What to produce: Below is a block of data; give all of it again word for word.

Information shown:
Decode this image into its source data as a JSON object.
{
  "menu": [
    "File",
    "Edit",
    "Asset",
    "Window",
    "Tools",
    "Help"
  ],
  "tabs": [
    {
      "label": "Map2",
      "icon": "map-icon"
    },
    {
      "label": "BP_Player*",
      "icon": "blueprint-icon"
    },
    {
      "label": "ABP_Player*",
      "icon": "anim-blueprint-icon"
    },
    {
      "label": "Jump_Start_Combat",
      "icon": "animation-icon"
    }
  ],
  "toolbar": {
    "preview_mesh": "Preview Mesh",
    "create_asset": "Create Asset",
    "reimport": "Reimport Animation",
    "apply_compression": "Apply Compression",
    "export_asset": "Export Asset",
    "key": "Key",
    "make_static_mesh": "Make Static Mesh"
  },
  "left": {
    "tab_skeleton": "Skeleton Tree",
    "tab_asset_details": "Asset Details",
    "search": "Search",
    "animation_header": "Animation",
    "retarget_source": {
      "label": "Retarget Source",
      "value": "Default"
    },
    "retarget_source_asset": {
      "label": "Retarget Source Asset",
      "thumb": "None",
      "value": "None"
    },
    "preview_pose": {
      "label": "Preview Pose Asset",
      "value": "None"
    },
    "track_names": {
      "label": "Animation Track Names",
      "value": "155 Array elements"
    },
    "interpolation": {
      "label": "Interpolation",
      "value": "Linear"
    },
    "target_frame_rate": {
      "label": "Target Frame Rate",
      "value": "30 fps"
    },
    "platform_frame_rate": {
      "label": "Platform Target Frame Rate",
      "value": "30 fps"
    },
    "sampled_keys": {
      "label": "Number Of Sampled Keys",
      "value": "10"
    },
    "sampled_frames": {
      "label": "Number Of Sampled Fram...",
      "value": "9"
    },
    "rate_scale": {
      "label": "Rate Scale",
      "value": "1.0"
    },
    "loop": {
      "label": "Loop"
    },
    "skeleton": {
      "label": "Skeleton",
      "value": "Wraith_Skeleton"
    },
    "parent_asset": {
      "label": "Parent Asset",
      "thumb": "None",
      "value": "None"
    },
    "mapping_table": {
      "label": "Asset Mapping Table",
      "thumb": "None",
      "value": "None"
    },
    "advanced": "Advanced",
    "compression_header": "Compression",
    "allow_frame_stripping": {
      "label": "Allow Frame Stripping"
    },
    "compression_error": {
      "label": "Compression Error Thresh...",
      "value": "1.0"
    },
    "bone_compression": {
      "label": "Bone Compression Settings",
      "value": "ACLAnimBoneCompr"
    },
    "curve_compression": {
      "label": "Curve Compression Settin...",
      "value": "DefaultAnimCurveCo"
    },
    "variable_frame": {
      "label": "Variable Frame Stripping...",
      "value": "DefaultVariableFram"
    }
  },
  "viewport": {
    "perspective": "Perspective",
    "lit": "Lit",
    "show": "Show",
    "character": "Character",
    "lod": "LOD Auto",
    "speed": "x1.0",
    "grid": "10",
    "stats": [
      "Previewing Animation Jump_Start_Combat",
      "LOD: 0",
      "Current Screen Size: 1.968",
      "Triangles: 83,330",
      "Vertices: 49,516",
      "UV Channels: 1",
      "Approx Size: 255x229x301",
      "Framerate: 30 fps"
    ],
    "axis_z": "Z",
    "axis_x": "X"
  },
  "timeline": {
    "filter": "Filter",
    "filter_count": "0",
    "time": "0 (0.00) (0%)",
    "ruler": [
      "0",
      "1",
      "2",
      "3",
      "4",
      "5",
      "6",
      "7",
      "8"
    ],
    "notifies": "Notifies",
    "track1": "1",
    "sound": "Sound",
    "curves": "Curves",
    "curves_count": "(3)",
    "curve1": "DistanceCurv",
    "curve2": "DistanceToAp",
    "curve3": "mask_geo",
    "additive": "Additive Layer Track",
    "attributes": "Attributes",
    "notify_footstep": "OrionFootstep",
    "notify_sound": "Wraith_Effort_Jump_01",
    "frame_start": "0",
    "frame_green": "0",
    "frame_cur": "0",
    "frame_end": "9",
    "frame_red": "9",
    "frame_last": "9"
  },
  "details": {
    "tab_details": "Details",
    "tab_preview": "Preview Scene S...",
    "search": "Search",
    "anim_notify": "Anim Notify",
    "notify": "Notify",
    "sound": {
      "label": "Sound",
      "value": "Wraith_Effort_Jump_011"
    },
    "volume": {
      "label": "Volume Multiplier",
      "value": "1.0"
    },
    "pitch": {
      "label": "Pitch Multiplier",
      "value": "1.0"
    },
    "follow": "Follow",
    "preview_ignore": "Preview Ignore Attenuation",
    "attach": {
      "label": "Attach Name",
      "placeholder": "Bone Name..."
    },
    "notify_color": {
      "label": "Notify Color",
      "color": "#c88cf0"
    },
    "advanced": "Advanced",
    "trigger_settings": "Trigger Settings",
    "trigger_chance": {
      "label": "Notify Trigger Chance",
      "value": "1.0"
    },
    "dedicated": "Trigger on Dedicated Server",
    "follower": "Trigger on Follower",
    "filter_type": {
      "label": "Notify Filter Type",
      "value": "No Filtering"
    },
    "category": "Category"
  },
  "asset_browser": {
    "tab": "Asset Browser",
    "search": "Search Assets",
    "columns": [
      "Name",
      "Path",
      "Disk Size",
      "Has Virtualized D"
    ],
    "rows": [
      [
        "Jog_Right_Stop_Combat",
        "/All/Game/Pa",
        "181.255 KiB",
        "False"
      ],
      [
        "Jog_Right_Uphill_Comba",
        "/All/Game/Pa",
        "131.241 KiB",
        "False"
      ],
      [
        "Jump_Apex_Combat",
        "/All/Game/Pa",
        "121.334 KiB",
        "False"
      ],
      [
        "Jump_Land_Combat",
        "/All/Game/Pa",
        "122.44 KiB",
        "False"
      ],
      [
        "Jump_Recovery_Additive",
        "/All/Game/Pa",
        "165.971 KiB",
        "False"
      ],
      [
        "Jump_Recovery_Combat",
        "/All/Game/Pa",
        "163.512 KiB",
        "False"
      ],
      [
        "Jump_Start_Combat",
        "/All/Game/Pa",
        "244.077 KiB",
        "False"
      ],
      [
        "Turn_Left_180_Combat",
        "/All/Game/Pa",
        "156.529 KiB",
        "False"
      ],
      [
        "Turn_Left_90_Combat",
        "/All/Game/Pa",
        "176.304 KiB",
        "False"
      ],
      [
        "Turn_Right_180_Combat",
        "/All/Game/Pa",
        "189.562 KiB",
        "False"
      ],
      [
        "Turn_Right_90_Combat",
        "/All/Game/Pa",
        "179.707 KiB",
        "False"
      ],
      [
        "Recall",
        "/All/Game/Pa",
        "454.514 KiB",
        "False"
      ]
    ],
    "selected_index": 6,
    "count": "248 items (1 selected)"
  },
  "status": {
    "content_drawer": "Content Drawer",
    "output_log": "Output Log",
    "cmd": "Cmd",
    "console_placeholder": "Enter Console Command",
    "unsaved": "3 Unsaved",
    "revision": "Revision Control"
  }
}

Answer below:
Decode this image into its source data as a JSON object.
{
  "menu": [
    "File",
    "Edit",
    "Asset",
    "Window",
    "Tools",
    "Help"
  ],
  "tabs": [
    {
      "label": "Map2",
      "icon": "map-icon"
    },
    {
      "label": "BP_Player*",
      "icon": "blueprint-icon"
    },
    {
      "label": "ABP_Player*",
      "icon": "anim-blueprint-icon"
    },
    {
      "label": "Jump_Start_Combat",
      "icon": "animation-icon"
    }
  ],
  "toolbar": {
    "preview_mesh": "Preview Mesh",
    "create_asset": "Create Asset",
    "reimport": "Reimport Animation",
    "apply_compression": "Apply Compression",
    "export_asset": "Export Asset",
    "key": "Key",
    "make_static_mesh": "Make Static Mesh"
  },
  "left": {
    "tab_skeleton": "Skeleton Tree",
    "tab_asset_details": "Asset Details",
    "search": "Search",
    "animation_header": "Animation",
    "retarget_source": {
      "label": "Retarget Source",
      "value": "Default"
    },
    "retarget_source_asset": {
      "label": "Retarget Source Asset",
      "thumb": "None",
      "value": "None"
    },
    "preview_pose": {
      "label": "Preview Pose Asset",
      "value": "None"
    },
    "track_names": {
      "label": "Animation Track Names",
      "value": "155 Array elements"
    },
    "interpolation": {
      "label": "Interpolation",
      "value": "Linear"
    },
    "target_frame_rate": {
      "label": "Target Frame Rate",
      "value": "30 fps"
    },
    "platform_frame_rate": {
      "label": "Platform Target Frame Rate",
      "value": "30 fps"
    },
    "sampled_keys": {
      "label": "Number Of Sampled Keys",
      "value": "10"
    },
    "sampled_frames": {
      "label": "Number Of Sampled Fram...",
      "value": "9"
    },
    "rate_scale": {
      "label": "Rate Scale",
      "value": "1.0"
    },
    "loop": {
      "label": "Loop"
    },
    "skeleton": {
      "label": "Skeleton",
      "value": "Wraith_Skeleton"
    },
    "parent_asset": {
      "label": "Parent Asset",
      "thumb": "None",
      "value": "None"
    },
    "mapping_table": {
      "label": "Asset Mapping Table",
      "thumb": "None",
      "value": "None"
    },
    "advanced": "Advanced",
    "compression_header": "Compression",
    "allow_frame_stripping": {
      "label": "Allow Frame Stripping"
    },
    "compression_error": {
      "label": "Compression Error Thresh...",
      "value": "1.0"
    },
    "bone_compression": {
      "label": "Bone Compression Settings",
      "value": "ACLAnimBoneCompr"
    },
    "curve_compression": {
      "label": "Curve Compression Settin...",
      "value": "DefaultAnimCurveCo"
    },
    "variable_frame": {
      "label": "Variable Frame Stripping...",
      "value": "DefaultVariableFram"
    }
  },
  "viewport": {
    "perspective": "Perspective",
    "lit": "Lit",
    "show": "Show",
    "character": "Character",
    "lod": "LOD Auto",
    "speed": "x1.0",
    "grid": "10",
    "stats": [
      "Previewing Animation Jump_Start_Combat",
      "LOD: 0",
      "Current Screen Size: 1.968",
      "Triangles: 83,330",
      "Vertices: 49,516",
      "UV Channels: 1",
      "Approx Size: 255x229x301",
      "Framerate: 30 fps"
    ],
    "axis_z": "Z",
    "axis_x": "X"
  },
  "timeline": {
    "filter": "Filter",
    "filter_count": "0",
    "time": "0 (0.00) (0%)",
    "ruler": [
      "0",
      "1",
      "2",
      "3",
      "4",
      "5",
      "6",
      "7",
      "8"
    ],
    "notifies": "Notifies",
    "track1": "1",
    "sound": "Sound",
    "curves": "Curves",
    "curves_count": "(3)",
    "curve1": "DistanceCurv",
    "curve2": "DistanceToAp",
    "curve3": "mask_geo",
    "additive": "Additive Layer Track",
    "attributes": "Attributes",
    "notify_footstep": "OrionFootstep",
    "notify_sound": "Wraith_Effort_Jump_01",
    "frame_start": "0",
    "frame_green": "0",
    "frame_cur": "0",
    "frame_end": "9",
    "frame_red": "9",
    "frame_last": "9"
  },
  "details": {
    "tab_details": "Details",
    "tab_preview": "Preview Scene S...",
    "search": "Search",
    "anim_notify": "Anim Notify",
    "notify": "Notify",
    "sound": {
      "label": "Sound",
      "value": "Wraith_Effort_Jump_011"
    },
    "volume": {
      "label": "Volume Multiplier",
      "value": "1.0"
    },
    "pitch": {
      "label": "Pitch Multiplier",
      "value": "1.0"
    },
    "follow": "Follow",
    "preview_ignore": "Preview Ignore Attenuation",
    "attach": {
      "label": "Attach Name",
      "placeholder": "Bone Name..."
    },
    "notify_color": {
      "label": "Notify Color",
      "color": "#c88cf0"
    },
    "advanced": "Advanced",
    "trigger_settings": "Trigger Settings",
    "trigger_chance": {
      "label": "Notify Trigger Chance",
      "value": "1.0"
    },
    "dedicated": "Trigger on Dedicated Server",
    "follower": "Trigger on Follower",
    "filter_type": {
      "label": "Notify Filter Type",
      "value": "No Filtering"
    },
    "category": "Category"
  },
  "asset_browser": {
    "tab": "Asset Browser",
    "search": "Search Assets",
    "columns": [
      "Name",
      "Path",
      "Disk Size",
      "Has Virtualized D"
    ],
    "rows": [
      [
        "Jog_Right_Stop_Combat",
        "/All/Game/Pa",
        "181.255 KiB",
        "False"
      ],
      [
        "Jog_Right_Uphill_Comba",
        "/All/Game/Pa",
        "131.241 KiB",
        "False"
      ],
      [
        "Jump_Apex_Combat",
        "/All/Game/Pa",
        "121.334 KiB",
        "False"
      ],
      [
        "Jump_Land_Combat",
        "/All/Game/Pa",
        "122.44 KiB",
        "False"
      ],
      [
        "Jump_Recovery_Additive",
        "/All/Game/Pa",
        "165.971 KiB",
        "False"
      ],
      [
        "Jump_Recovery_Combat",
        "/All/Game/Pa",
        "163.512 KiB",
        "False"
      ],
      [
        "Jump_Start_Combat",
        "/All/Game/Pa",
        "244.077 KiB",
        "False"
      ],
      [
        "Turn_Left_180_Combat",
        "/All/Game/Pa",
        "156.529 KiB",
        "False"
      ],
      [
        "Turn_Left_90_Combat",
        "/All/Game/Pa",
        "176.304 KiB",
        "False"
      ],
      [
        "Turn_Right_180_Combat",
        "/All/Game/Pa",
        "189.562 KiB",
        "False"
      ],
      [
        "Turn_Right_90_Combat",
        "/All/Game/Pa",
        "179.707 KiB",
        "False"
      ],
      [
        "Recall",
        "/All/Game/Pa",
        "454.514 KiB",
        "False"
      ]
    ],
    "selected_index": 6,
    "count": "248 items (1 selected)"
  },
  "status": {
    "content_drawer": "Content Drawer",
    "output_log": "Output Log",
    "cmd": "Cmd",
    "console_placeholder": "Enter Console Command",
    "unsaved": "3 Unsaved",
    "revision": "Revision Control"
  }
}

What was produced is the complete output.